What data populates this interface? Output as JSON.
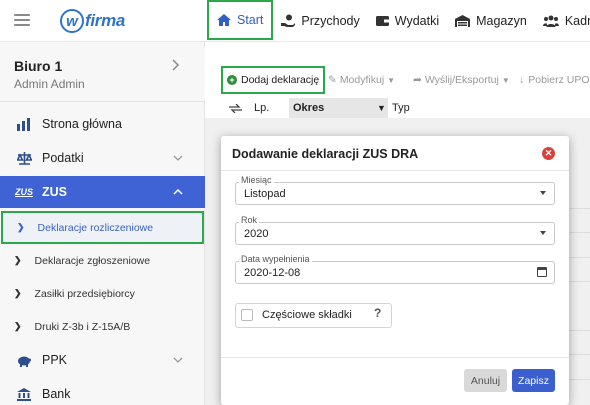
{
  "app": {
    "logo_text": "wfirma",
    "logo_letter": "w"
  },
  "sidebar": {
    "company_name": "Biuro 1",
    "user_name": "Admin Admin",
    "items": [
      {
        "label": "Strona główna",
        "icon": "chart-icon"
      },
      {
        "label": "Podatki",
        "icon": "scales-icon"
      },
      {
        "label": "ZUS",
        "icon": "zus-logo-icon",
        "badge": "ZUS"
      },
      {
        "label": "PPK",
        "icon": "piggy-bank-icon"
      },
      {
        "label": "Bank",
        "icon": "bank-icon"
      }
    ],
    "subitems": [
      {
        "label": "Deklaracje rozliczeniowe"
      },
      {
        "label": "Deklaracje zgłoszeniowe"
      },
      {
        "label": "Zasiłki przedsiębiorcy"
      },
      {
        "label": "Druki Z-3b i Z-15A/B"
      }
    ]
  },
  "topnav": {
    "tabs": [
      {
        "label": "Start",
        "icon": "home-icon"
      },
      {
        "label": "Przychody",
        "icon": "money-hand-icon"
      },
      {
        "label": "Wydatki",
        "icon": "wallet-icon"
      },
      {
        "label": "Magazyn",
        "icon": "warehouse-icon"
      },
      {
        "label": "Kadry",
        "icon": "users-icon"
      }
    ]
  },
  "toolbar": {
    "add_label": "Dodaj deklarację",
    "modify_label": "Modyfikuj",
    "send_label": "Wyślij/Eksportuj",
    "download_label": "Pobierz UPO"
  },
  "table": {
    "columns": [
      "Lp.",
      "Okres",
      "Typ"
    ]
  },
  "modal": {
    "title": "Dodawanie deklaracji ZUS DRA",
    "month_label": "Miesiąc",
    "month_value": "Listopad",
    "year_label": "Rok",
    "year_value": "2020",
    "date_label": "Data wypełnienia",
    "date_value": "2020-12-08",
    "partial_label": "Częściowe składki",
    "help": "?",
    "cancel_label": "Anuluj",
    "save_label": "Zapisz"
  },
  "colors": {
    "accent": "#3f63d4",
    "highlight_border": "#2aa84a",
    "close": "#d9423a"
  }
}
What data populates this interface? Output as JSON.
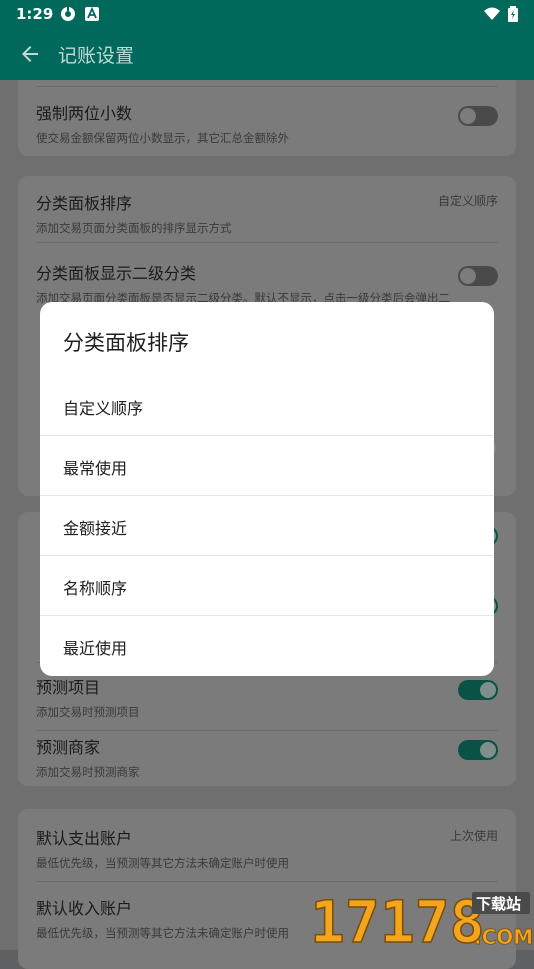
{
  "status_bar": {
    "time": "1:29"
  },
  "app_bar": {
    "title": "记账设置"
  },
  "settings": [
    {
      "title": "强制两位小数",
      "subtitle": "使交易金额保留两位小数显示，其它汇总金额除外"
    },
    {
      "title": "分类面板排序",
      "subtitle": "添加交易页面分类面板的排序显示方式",
      "value": "自定义顺序"
    },
    {
      "title": "分类面板显示二级分类",
      "subtitle": "添加交易页面分类面板是否显示二级分类。默认不显示，点击一级分类后会弹出二"
    },
    {
      "title": "预测项目",
      "subtitle": "添加交易时预测项目"
    },
    {
      "title": "预测商家",
      "subtitle": "添加交易时预测商家"
    },
    {
      "title": "默认支出账户",
      "subtitle": "最低优先级，当预测等其它方法未确定账户时使用",
      "value": "上次使用"
    },
    {
      "title": "默认收入账户",
      "subtitle": "最低优先级，当预测等其它方法未确定账户时使用"
    }
  ],
  "dialog": {
    "title": "分类面板排序",
    "options": [
      "自定义顺序",
      "最常使用",
      "金额接近",
      "名称顺序",
      "最近使用"
    ]
  },
  "watermark": {
    "number": "17178",
    "suffix": ".COM",
    "badge": "下载站"
  }
}
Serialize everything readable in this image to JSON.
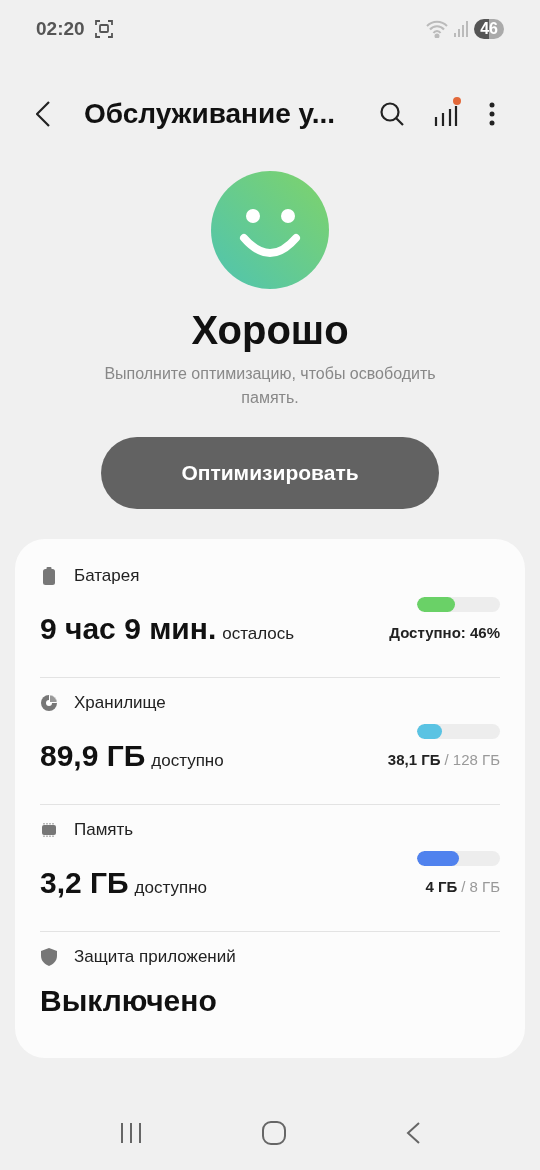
{
  "status_bar": {
    "time": "02:20",
    "battery": "46"
  },
  "top_bar": {
    "title": "Обслуживание у...",
    "has_notification": true
  },
  "summary": {
    "status": "Хорошо",
    "message": "Выполните оптимизацию, чтобы освободить память.",
    "button": "Оптимизировать"
  },
  "items": [
    {
      "kind": "battery",
      "label": "Батарея",
      "value": "9 час 9 мин.",
      "suffix": "осталось",
      "level": 0.46,
      "color": "#6ad167",
      "reading": "Доступно: 46%"
    },
    {
      "kind": "storage",
      "label": "Хранилище",
      "value": "89,9 ГБ",
      "suffix": "доступно",
      "level": 0.3,
      "color": "#5ac3e3",
      "reading": "38,1 ГБ",
      "reading_total": "/ 128 ГБ"
    },
    {
      "kind": "memory",
      "label": "Память",
      "value": "3,2 ГБ",
      "suffix": "доступно",
      "level": 0.5,
      "color": "#5082ee",
      "reading": "4 ГБ",
      "reading_total": "/ 8 ГБ"
    },
    {
      "kind": "protection",
      "label": "Защита приложений",
      "value": "Выключено"
    }
  ]
}
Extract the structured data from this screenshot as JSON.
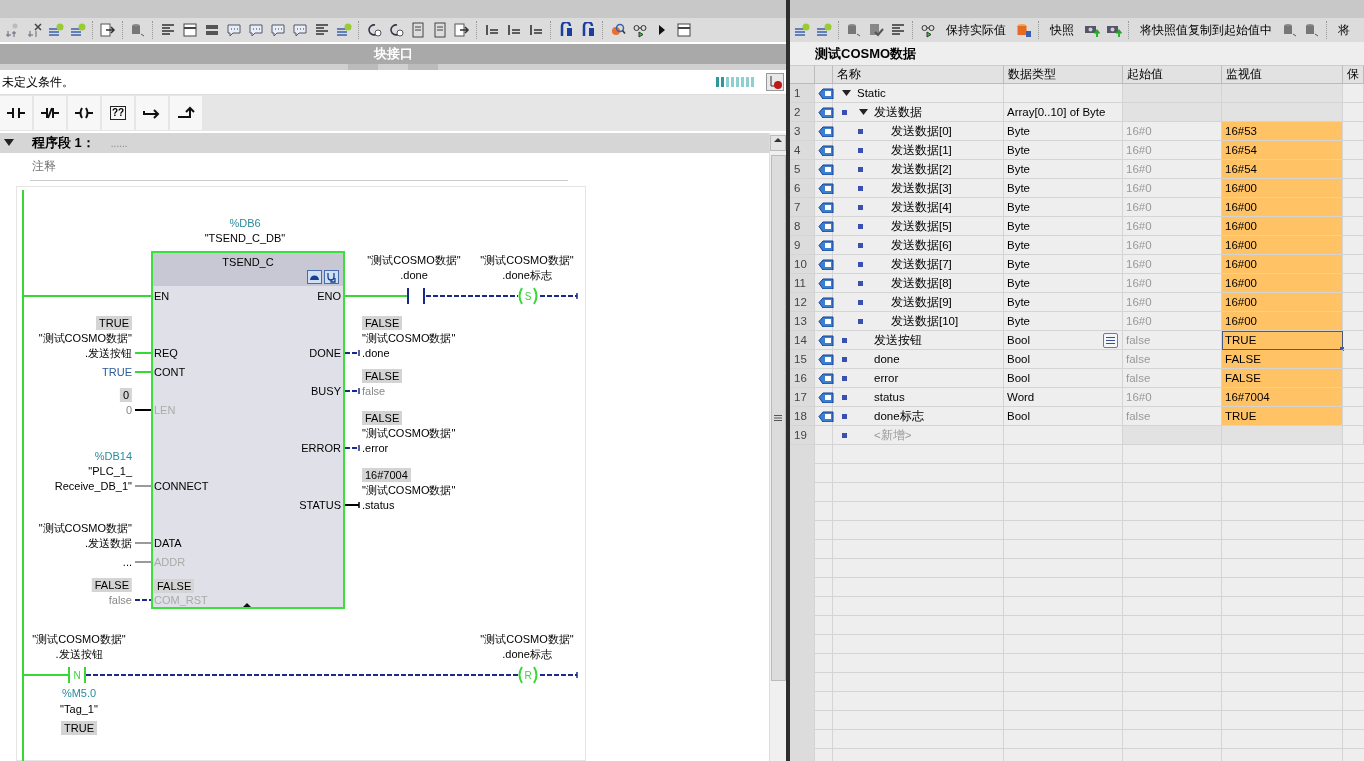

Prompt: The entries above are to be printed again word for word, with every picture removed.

Solution for this exercise:
What data populates this interface? Output as JSON.
{
  "app": {
    "logo_text": "wfirma",
    "logo_letter": "w"
  },
  "sidebar": {
    "company_name": "Biuro 1",
    "user_name": "Admin Admin",
    "items": [
      {
        "label": "Strona główna",
        "icon": "chart-icon"
      },
      {
        "label": "Podatki",
        "icon": "scales-icon"
      },
      {
        "label": "ZUS",
        "icon": "zus-logo-icon",
        "badge": "ZUS"
      },
      {
        "label": "PPK",
        "icon": "piggy-bank-icon"
      },
      {
        "label": "Bank",
        "icon": "bank-icon"
      }
    ],
    "subitems": [
      {
        "label": "Deklaracje rozliczeniowe"
      },
      {
        "label": "Deklaracje zgłoszeniowe"
      },
      {
        "label": "Zasiłki przedsiębiorcy"
      },
      {
        "label": "Druki Z-3b i Z-15A/B"
      }
    ]
  },
  "topnav": {
    "tabs": [
      {
        "label": "Start",
        "icon": "home-icon"
      },
      {
        "label": "Przychody",
        "icon": "money-hand-icon"
      },
      {
        "label": "Wydatki",
        "icon": "wallet-icon"
      },
      {
        "label": "Magazyn",
        "icon": "warehouse-icon"
      },
      {
        "label": "Kadry",
        "icon": "users-icon"
      }
    ]
  },
  "toolbar": {
    "add_label": "Dodaj deklarację",
    "modify_label": "Modyfikuj",
    "send_label": "Wyślij/Eksportuj",
    "download_label": "Pobierz UPO"
  },
  "table": {
    "columns": [
      "Lp.",
      "Okres",
      "Typ"
    ]
  },
  "modal": {
    "title": "Dodawanie deklaracji ZUS DRA",
    "month_label": "Miesiąc",
    "month_value": "Listopad",
    "year_label": "Rok",
    "year_value": "2020",
    "date_label": "Data wypełnienia",
    "date_value": "2020-12-08",
    "partial_label": "Częściowe składki",
    "help": "?",
    "cancel_label": "Anuluj",
    "save_label": "Zapisz"
  },
  "colors": {
    "accent": "#3f63d4",
    "highlight_border": "#2aa84a",
    "close": "#d9423a"
  }
}
What data populates this interface? Output as JSON.
{
  "status_bar": {
    "time": "1:29"
  },
  "app_bar": {
    "title": "记账设置"
  },
  "settings": [
    {
      "title": "强制两位小数",
      "subtitle": "使交易金额保留两位小数显示，其它汇总金额除外"
    },
    {
      "title": "分类面板排序",
      "subtitle": "添加交易页面分类面板的排序显示方式",
      "value": "自定义顺序"
    },
    {
      "title": "分类面板显示二级分类",
      "subtitle": "添加交易页面分类面板是否显示二级分类。默认不显示，点击一级分类后会弹出二"
    },
    {
      "title": "预测项目",
      "subtitle": "添加交易时预测项目"
    },
    {
      "title": "预测商家",
      "subtitle": "添加交易时预测商家"
    },
    {
      "title": "默认支出账户",
      "subtitle": "最低优先级，当预测等其它方法未确定账户时使用",
      "value": "上次使用"
    },
    {
      "title": "默认收入账户",
      "subtitle": "最低优先级，当预测等其它方法未确定账户时使用"
    }
  ],
  "dialog": {
    "title": "分类面板排序",
    "options": [
      "自定义顺序",
      "最常使用",
      "金额接近",
      "名称顺序",
      "最近使用"
    ]
  },
  "watermark": {
    "number": "17178",
    "suffix": ".COM",
    "badge": "下载站"
  }
}
Serialize everything readable in this image to JSON.
{
  "status_bar": {
    "time": "02:20",
    "battery": "46"
  },
  "top_bar": {
    "title": "Обслуживание у...",
    "has_notification": true
  },
  "summary": {
    "status": "Хорошо",
    "message": "Выполните оптимизацию, чтобы освободить память.",
    "button": "Оптимизировать"
  },
  "items": [
    {
      "kind": "battery",
      "label": "Батарея",
      "value": "9 час 9 мин.",
      "suffix": "осталось",
      "level": 0.46,
      "color": "#6ad167",
      "reading": "Доступно: 46%"
    },
    {
      "kind": "storage",
      "label": "Хранилище",
      "value": "89,9 ГБ",
      "suffix": "доступно",
      "level": 0.3,
      "color": "#5ac3e3",
      "reading": "38,1 ГБ",
      "reading_total": "/ 128 ГБ"
    },
    {
      "kind": "memory",
      "label": "Память",
      "value": "3,2 ГБ",
      "suffix": "доступно",
      "level": 0.5,
      "color": "#5082ee",
      "reading": "4 ГБ",
      "reading_total": "/ 8 ГБ"
    },
    {
      "kind": "protection",
      "label": "Защита приложений",
      "value": "Выключено"
    }
  ]
}
Extract the structured data from this screenshot as JSON.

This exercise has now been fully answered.